When it comes to the playoffs, teams tend to roll with their top-four defensemen the most and do their best to hide or shelter their third pairing by limiting their minutes as much as they can. The Penguins have not had that luxury without Letang.

That means everybody has had to step up and take on an expanded role. Just about everybody is playing more than they are used to while there is virtually no difference between each role.

First, consider that every team (22 of them) that has reached the Stanley Cup Final since the 2005-06 season has had at least one defensemen average more than 22 minutes of ice-time per game. Twenty-one of those 22 teams have had at least two players log more than 22 minutes, while 18 of them have had at least one player average more than 25 minutes of ice-time per game.

The 2016-17 Penguins currently have none.

Brian Dumoulin is currently their ice-time leader, playing just over 21 minutes per game.

Let’s take a look at what that looks like from a usage perspective.

The table here looks at this year’s Penguins, the remaining final four teams this season, and every Stanley Cup Finalist dating back to 2011-12 and what percentage of a 60-minute game each of their top-six defensemen played on an average night. This year’s Penguins should stick out as a massive outlier.

 

Other than the 2014-15 Lightning and 2011-12 Devils every other team on here had a No. 1 defenseman that was on the ice for more than 40 percent of the game on a given night. And the Lightning and Devils were very close to it.

All of them had a No. 2 defenseman that played more than 36 percent of the game on a given night.

Again, the Penguins currently have nobody taking on that sort of a workload in either spot.

Every team on there was able to limit their playing time of their third pairing (some more than others) while there was a significant gap between the ice-time for their No. 1 and No. 6 defenseman.

For Pittsburgh, their third pairing plays almost as much as their second pairing, while there is minimal difference between the workload for their top pairing and their third pairing.

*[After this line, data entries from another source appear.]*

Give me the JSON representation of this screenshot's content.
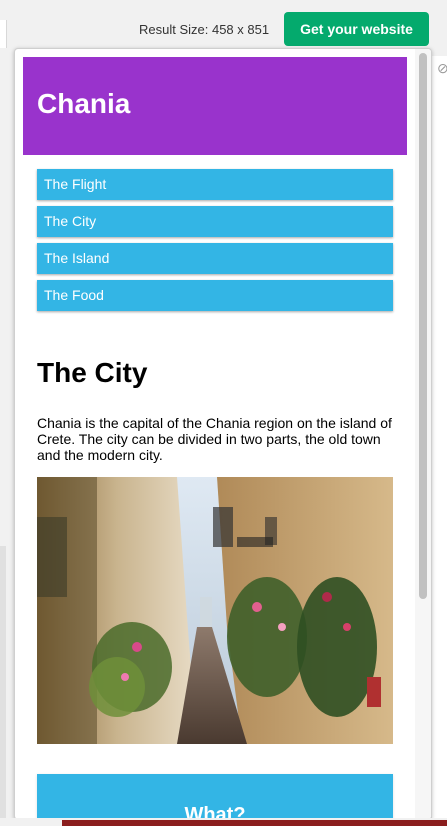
{
  "toolbar": {
    "result_size": "Result Size: 458 x 851",
    "get_website_label": "Get your website"
  },
  "page": {
    "header_title": "Chania",
    "menu": [
      "The Flight",
      "The City",
      "The Island",
      "The Food"
    ],
    "content_title": "The City",
    "content_text": "Chania is the capital of the Chania region on the island of Crete. The city can be divided in two parts, the old town and the modern city.",
    "aside_title": "What?"
  },
  "colors": {
    "header": "#9933cc",
    "menu": "#33b5e5",
    "button": "#04aa6d"
  }
}
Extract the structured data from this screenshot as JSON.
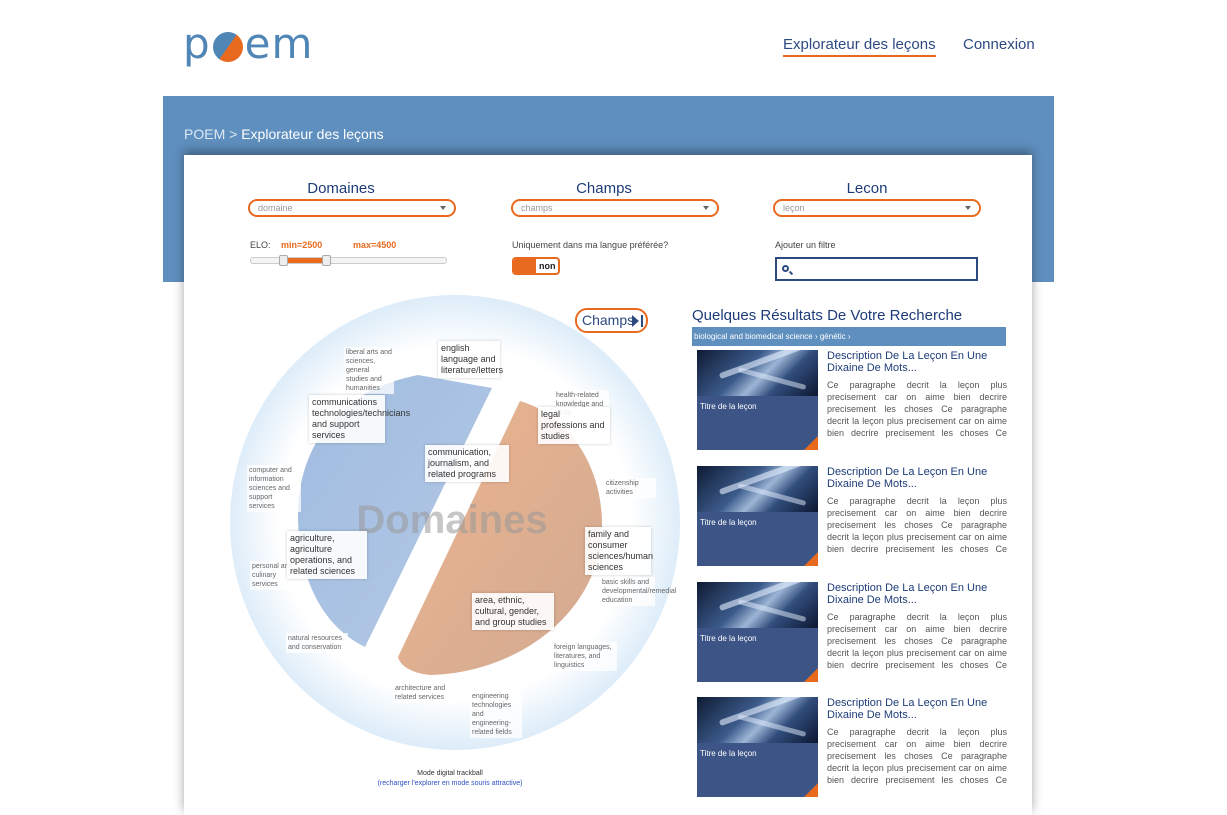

Last year, as an example, Letang averaged more than 13 additional minutes per game than their No. 6 defenseman.

This year Dumoulin is only averaging three more minutes than their No. 6.

It really is a defense by committee approach and it has been kind of fascinating to watch.

They are clearly lacking the elite puck-moving presence that a player like Letang can provide, and at times their ability to smoothly and efficiently exit the defensive zone has been a struggle.

It is also a situation where a lot of players are being thrust into roles they are not used to playing.  This has at times led to extended zone time for their opponents and put them in a situation where they are giving up way more shots per game than they want. They are also fortunate to have two outstanding goalies in Matt Murray and Marc-Andre Fleury that have been fantastic this postseason to keep pucks out of the net. But overall it is a unit that has seemingly taken on a whatever it takes approach to get the job done.

It runs counter to everything we have seen from contending teams in recent years when it comes to the makeup of a defense, but they have somehow found a way to make this patchwork unit work. Now here they are, just one win away from getting back to the Stanley Cup Final.